# INPUT FOR THIS TASK
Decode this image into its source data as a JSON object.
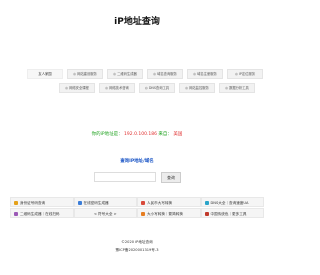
{
  "header": {
    "title": "iP地址查询"
  },
  "nav": {
    "rows": [
      [
        "友人家园",
        "网站建设服务",
        "二维码生成器",
        "域名查询服务",
        "域名注册服务",
        "IP定位服务"
      ],
      [
        "网络安全课程",
        "网络技术咨询",
        "DNS查询工具",
        "网站监控服务",
        "数据分析工具"
      ]
    ]
  },
  "ip_info": {
    "label": "你的iP地址是：",
    "ip": "192.0.100.186",
    "location_label": "来自：",
    "location": "美国"
  },
  "query": {
    "title": "查询IP地址/域名",
    "input_value": "",
    "button_label": "查询"
  },
  "links": {
    "rows": [
      [
        {
          "text": "身份证号码查询",
          "icon_color": "#e4a11b"
        },
        {
          "text": "在线密码生成器",
          "icon_color": "#3b7dd8"
        },
        {
          "text": "人民币大写转换",
          "icon_color": "#d84a3b"
        },
        {
          "text": "DNS大全｜查询速度UA",
          "icon_color": "#2aa4c9"
        }
      ],
      [
        {
          "text": "二维码生成器｜在线扫码",
          "icon_color": "#9b59b6"
        },
        {
          "text": "< 符号大全 >",
          "icon_color": ""
        },
        {
          "text": "大小写转换｜繁简转换",
          "icon_color": "#e67e22"
        },
        {
          "text": "中国传统色｜更多工具",
          "icon_color": "#c0392b"
        }
      ]
    ]
  },
  "footer": {
    "line1": "©2020 iP地址查询",
    "line2": "豫ICP备2020001319号-3"
  }
}
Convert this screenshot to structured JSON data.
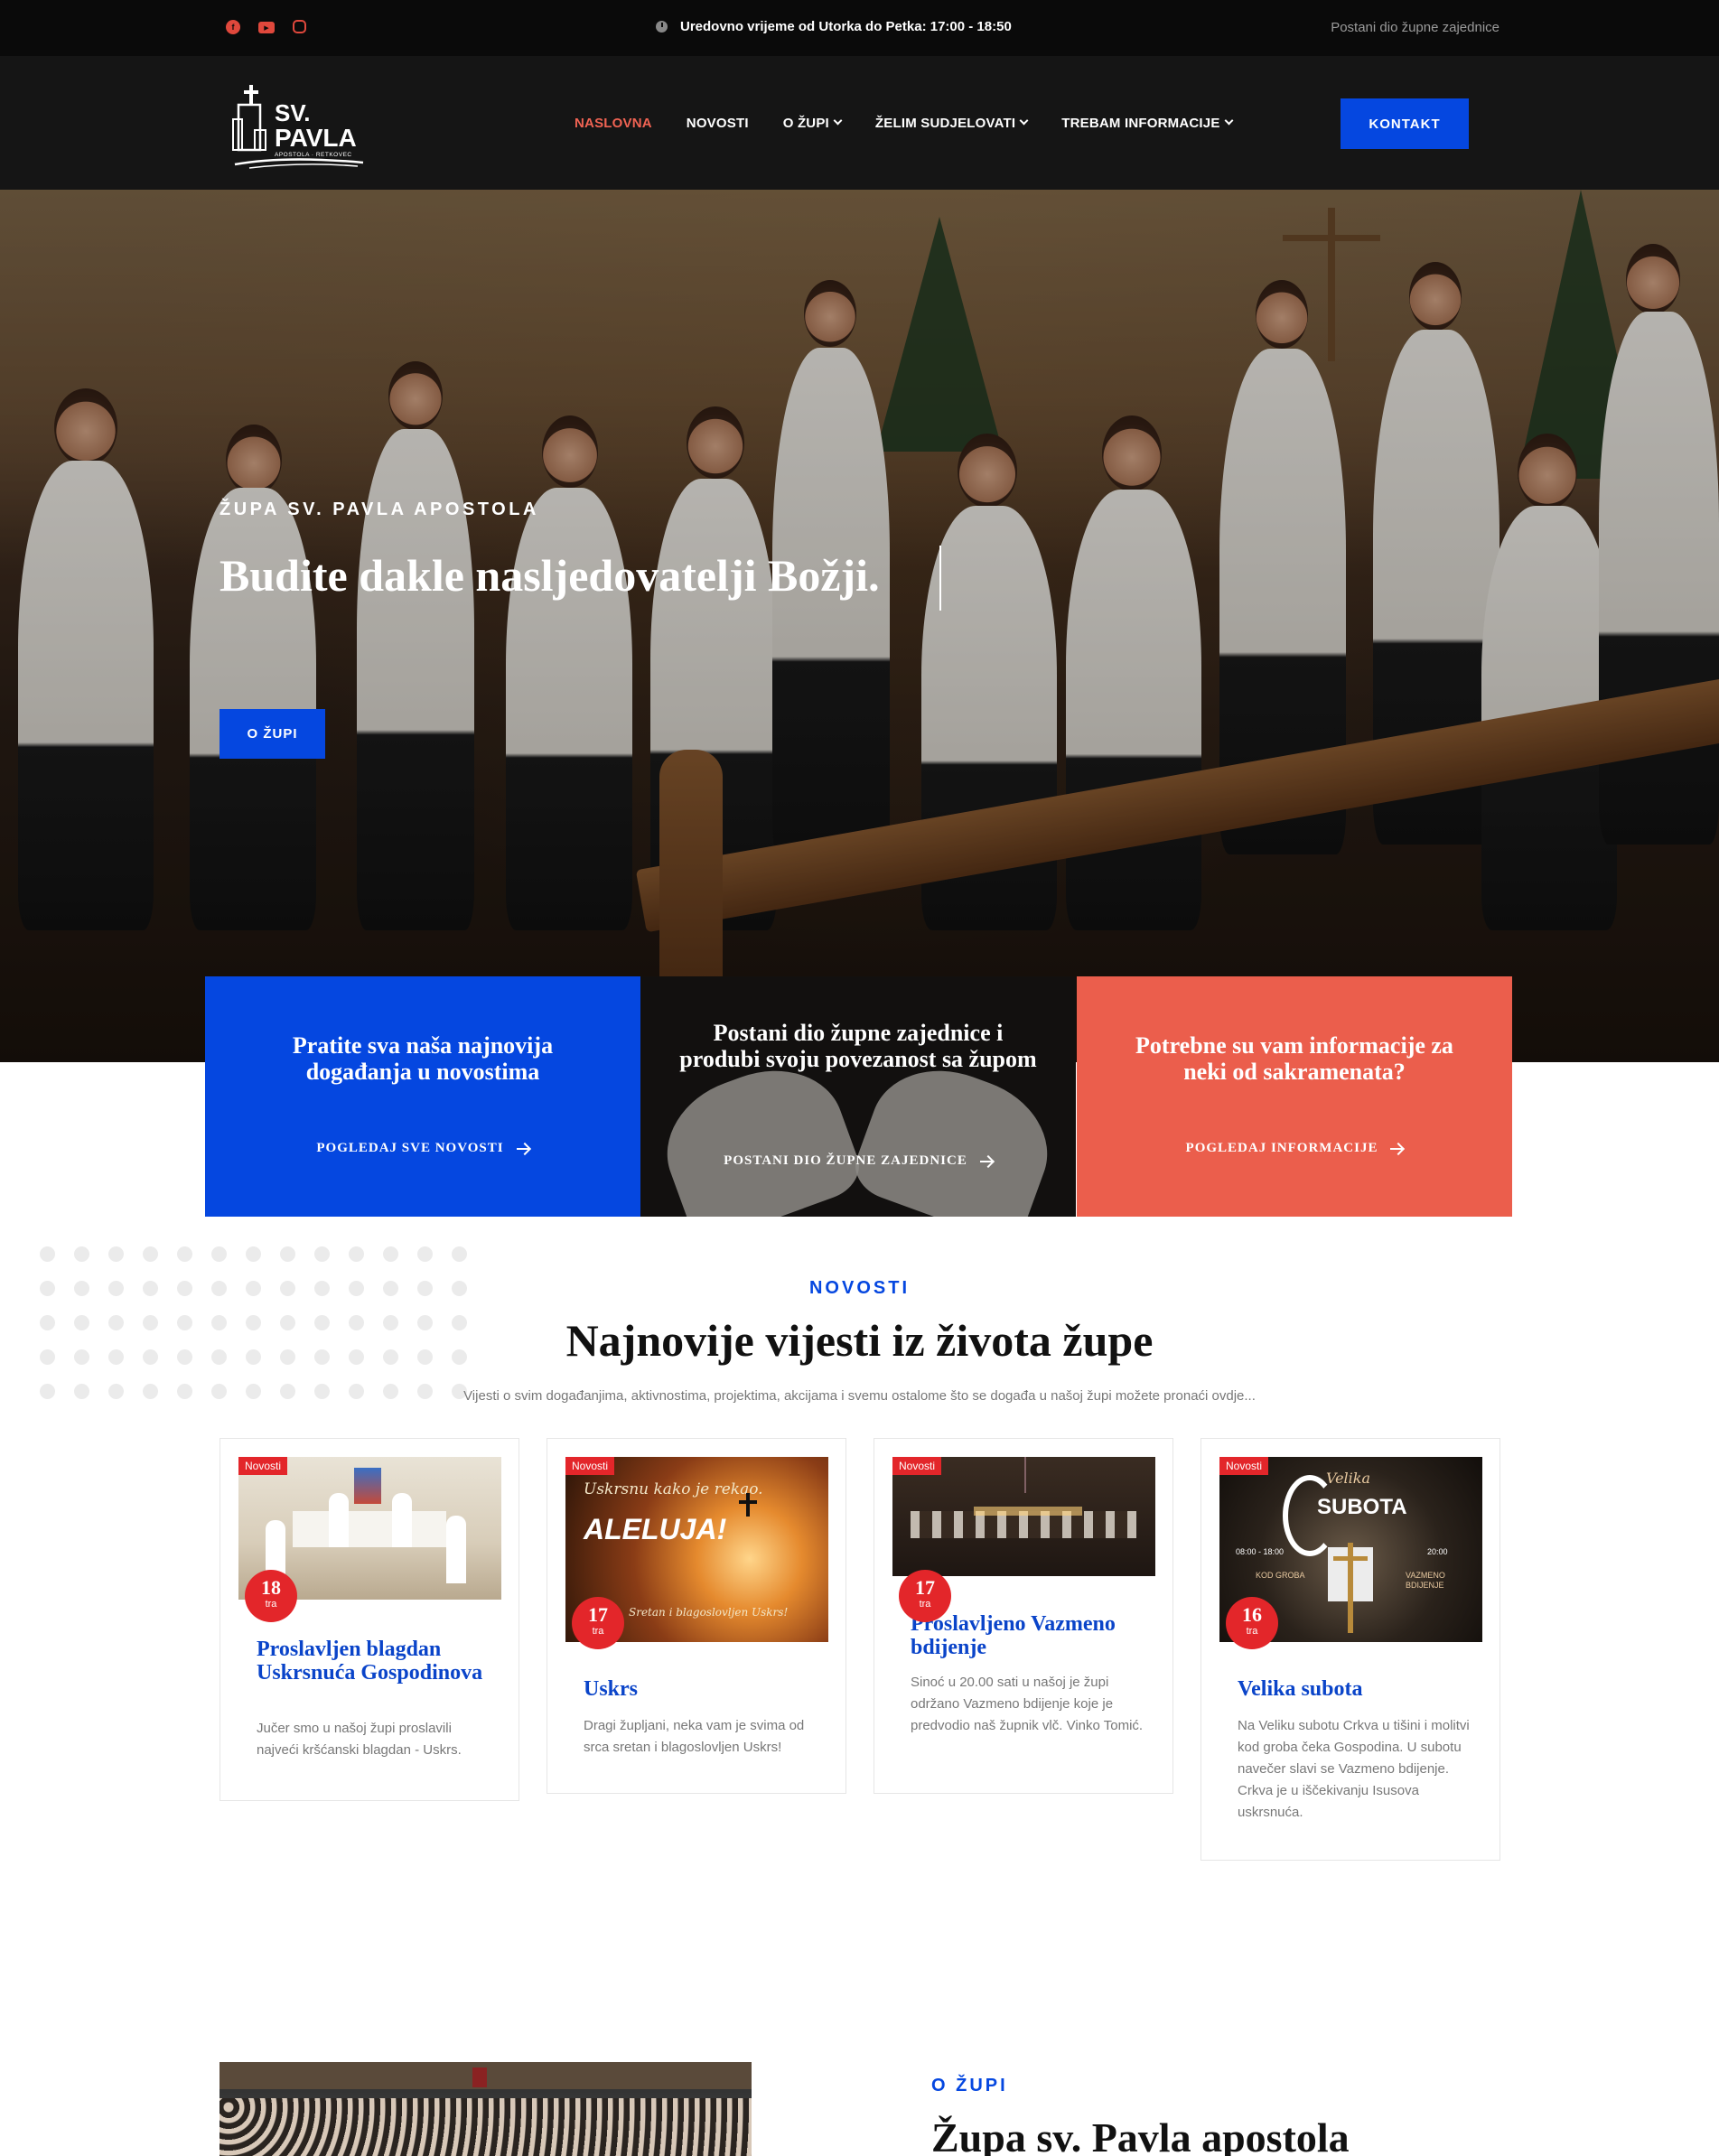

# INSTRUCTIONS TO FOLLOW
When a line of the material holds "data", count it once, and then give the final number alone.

# EXERCISE OUTPUT
2